Cloud-based software has become increasingly popular in recent years due to its flexibility, accessibility, and cost-effectiveness. This article explores the key differences between desktop and cloud-based software and outlines the benefits of using cloud-based software, such as scalability, collaboration, cost savings, and automatic updates and maintenance. Additionally, several examples of cloud-based software across various industries are provided, including Google Workspace, Dropbox, Salesforce, Slack, Zoom. Overall, this article highlights the importance of considering cloud-based software as a viable option for individuals and businesses seeking greater flexibility and efficiency in their daily operations.
What differences are between desktop and cloud-based software?
Desktop software, also known as locally-installed software, is installed on a computer’s hard drive and run locally on the user’s device. On the other hand, cloud-based software, also known as software-as-a-service (SaaS), is hosted on a remote server and accessed through the internet.
Here are some key differences between desktop and cloud-based software:
- Accessibility: Desktop software is accessible only on the device on which it is installed, while cloud-based software is accessible from any device with an internet connection.
- Cost: Desktop software typically requires a one-time payment or a recurring license fee, while cloud-based software is typically offered as a subscription-based service, often with a monthly or yearly fee.
- Maintenance: Desktop software requires the user to maintain and update the software manually, while cloud-based software is maintained and updated by the provider, freeing up the user’s time and resources.
- Storage: Desktop software relies on the user’s hard drive for storage, while cloud-based software stores data on remote servers, which can offer greater storage capacity.
- Collaborative capabilities: Cloud-based software is often designed with collaboration in mind, allowing multiple users to access and work on the same files or projects in real-time, while desktop software may not offer this capability.
Overall, desktop software offers greater control and customization, while cloud-based software offers greater accessibility, scalability, and collaboration. The choice between desktop and cloud-based software ultimately depends on the user’s specific needs and preferences.
In which cases it’s better to use cloud-based software?
Cloud-based software can be beneficial in many situations, including:
- Collaborative work: If you work with a team, cloud-based software can provide real-time collaboration features, allowing you and your team members to work on the same project simultaneously from different locations.
- Remote work: If you work remotely, cloud-based software can enable you to access your work files and applications from anywhere with an internet connection, making it easier to work from home or while traveling.
- Scalability: Cloud-based software can scale up or down depending on your needs. If your business grows, you can easily add new users or upgrade to a higher plan with more features, without having to worry about hardware limitations.
- Cost savings: Cloud-based software is often offered on a subscription basis, which can be less expensive than purchasing and maintaining your own software and hardware.
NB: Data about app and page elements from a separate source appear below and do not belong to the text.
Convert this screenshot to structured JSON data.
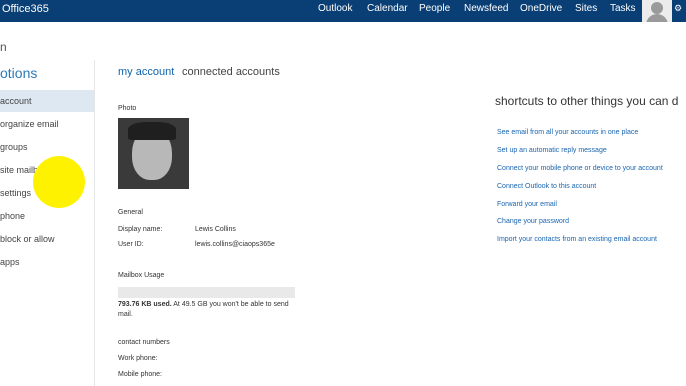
{
  "header": {
    "brand": "Office365",
    "nav": [
      "Outlook",
      "Calendar",
      "People",
      "Newsfeed",
      "OneDrive",
      "Sites",
      "Tasks"
    ]
  },
  "page_title_stub": "n",
  "sidebar": {
    "title": "otions",
    "items": [
      {
        "label": "account",
        "active": true
      },
      {
        "label": "organize email",
        "active": false
      },
      {
        "label": "groups",
        "active": false
      },
      {
        "label": "site mailboxes",
        "active": false
      },
      {
        "label": "settings",
        "active": false
      },
      {
        "label": "phone",
        "active": false
      },
      {
        "label": "block or allow",
        "active": false
      },
      {
        "label": "apps",
        "active": false
      }
    ]
  },
  "tabs": {
    "my_account": "my account",
    "connected_accounts": "connected accounts"
  },
  "photo_label": "Photo",
  "general": {
    "heading": "General",
    "display_name_label": "Display name:",
    "display_name_value": "Lewis Collins",
    "user_id_label": "User ID:",
    "user_id_value": "lewis.collins@ciaops365e"
  },
  "mailbox": {
    "heading": "Mailbox Usage",
    "used": "793.76 KB used.",
    "limit_text": " At 49.5 GB you won't be able to send",
    "limit_text2": "mail.",
    "usage_fraction": 0.0
  },
  "contact": {
    "heading": "contact numbers",
    "work_phone_label": "Work phone:",
    "mobile_phone_label": "Mobile phone:"
  },
  "shortcuts": {
    "title": "shortcuts to other things you can d",
    "links": [
      "See email from all your accounts in one place",
      "Set up an automatic reply message",
      "Connect your mobile phone or device to your account",
      "Connect Outlook to this account",
      "Forward your email",
      "Change your password",
      "Import your contacts from an existing email account"
    ]
  },
  "colors": {
    "header_bg": "#0a3f75",
    "accent": "#0f63ae",
    "sidebar_active": "#dde8f3",
    "cursor_highlight": "#fff200"
  },
  "icons": {
    "settings": "gear-icon",
    "user": "avatar"
  }
}
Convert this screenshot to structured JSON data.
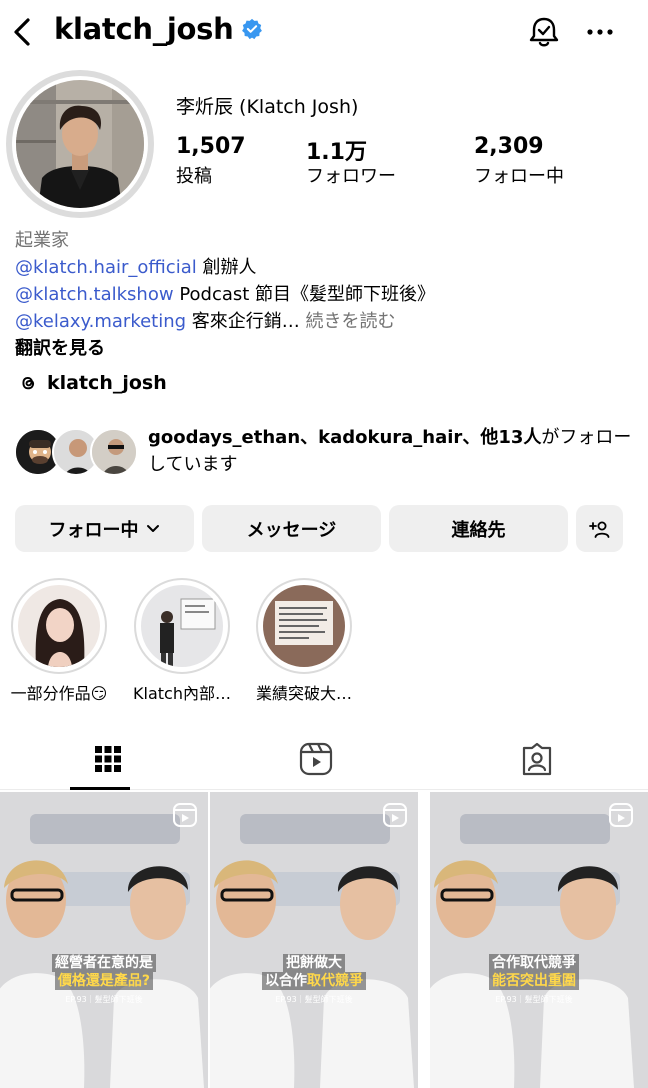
{
  "header": {
    "username": "klatch_josh",
    "icons": [
      "back-icon",
      "verified-badge-icon",
      "notification-bell-icon",
      "more-icon"
    ]
  },
  "profile": {
    "display_name": "李炘辰 (Klatch Josh)",
    "stats": [
      {
        "value": "1,507",
        "label": "投稿"
      },
      {
        "value": "1.1万",
        "label": "フォロワー"
      },
      {
        "value": "2,309",
        "label": "フォロー中"
      }
    ]
  },
  "bio": {
    "category": "起業家",
    "lines": [
      {
        "mention": "@klatch.hair_official",
        "text": "創辦人"
      },
      {
        "mention": "@klatch.talkshow",
        "text": "Podcast 節目《髮型師下班後》"
      },
      {
        "mention": "@kelaxy.marketing",
        "text": "客來企行銷…",
        "more": "続きを読む"
      }
    ],
    "translate": "翻訳を見る"
  },
  "threads": {
    "handle": "klatch_josh",
    "icon": "threads-icon"
  },
  "mutual": {
    "names": "goodays_ethan、kadokura_hair、他13人",
    "suffix": "がフォローしています"
  },
  "actions": {
    "follow": "フォロー中",
    "message": "メッセージ",
    "contact": "連絡先",
    "add_icon": "add-person-icon"
  },
  "highlights": [
    {
      "label": "一部分作品😏"
    },
    {
      "label": "Klatch內部…"
    },
    {
      "label": "業績突破大…"
    }
  ],
  "tabs": [
    "grid-icon",
    "reels-icon",
    "tagged-icon"
  ],
  "posts": [
    {
      "line1": "經營者在意的是",
      "line2": "價格還是產品?",
      "episode": "EP.93｜髮型師下班後"
    },
    {
      "line1": "把餅做大",
      "line2a": "以合作",
      "line2b": "取代競爭",
      "episode": "EP.93｜髮型師下班後"
    },
    {
      "line1": "合作取代競爭",
      "line2": "能否突出重圍",
      "episode": "EP.93｜髮型師下班後"
    }
  ],
  "colors": {
    "link": "#3b5bcc",
    "button_bg": "#efefef",
    "verified": "#3897f0",
    "muted": "#737373"
  }
}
- Automatic updates and maintenance: Cloud-based software providers handle maintenance, updates, and security patches, freeing up your IT staff to focus on other tasks.
- Disaster recovery: Cloud-based software providers typically offer backup and disaster recovery services, so you don’t have to worry about losing data if your hardware fails or if there’s a natural disaster.
Overall, cloud-based software can provide greater flexibility, accessibility, and cost-effectiveness, making it a great choice for businesses and individuals who need to work collaboratively, remotely, or on a budget.
Examples of cloud-based software
There are many examples of cloud-based software across various industries and use cases. Here are a few popular examples:
- Google Workspace: This cloud-based suite of productivity tools includes Gmail, Google Drive, Google Docs, Google Sheets, Google Slides, and more. It enables users to create, edit, and share documents, spreadsheets, presentations, and other files in real-time from anywhere with an internet connection.
- Dropbox: This cloud-based file-sharing and storage platform allows users to store, share, and collaborate on files and folders from any device. It also offers features such as automatic syncing, version control, and secure file sharing.
- Salesforce: This cloud-based customer relationship management (CRM) software helps businesses manage customer interactions and automate sales processes. It provides features such as lead and opportunity management, sales forecasting, and customer service tracking.
- Slack: This cloud-based team communication and collaboration tool allows users to send messages, share files, and collaborate on projects in real-time. It integrates with other software tools and services, making it a central hub for team communication.
- Zoom: This cloud-based video conferencing software enables users to host virtual meetings, webinars, and online events from anywhere with an internet connection. It offers features such as screen sharing, recording, and virtual backgrounds.
- Tag Warriors: this cloud-based digital marketing service provides journalists and blog authors with live Twitter tag battle statistics which can help to analyze real popularity of different topics as well as hashtags.
These are just a few examples of the many cloud-based software tools and services available today.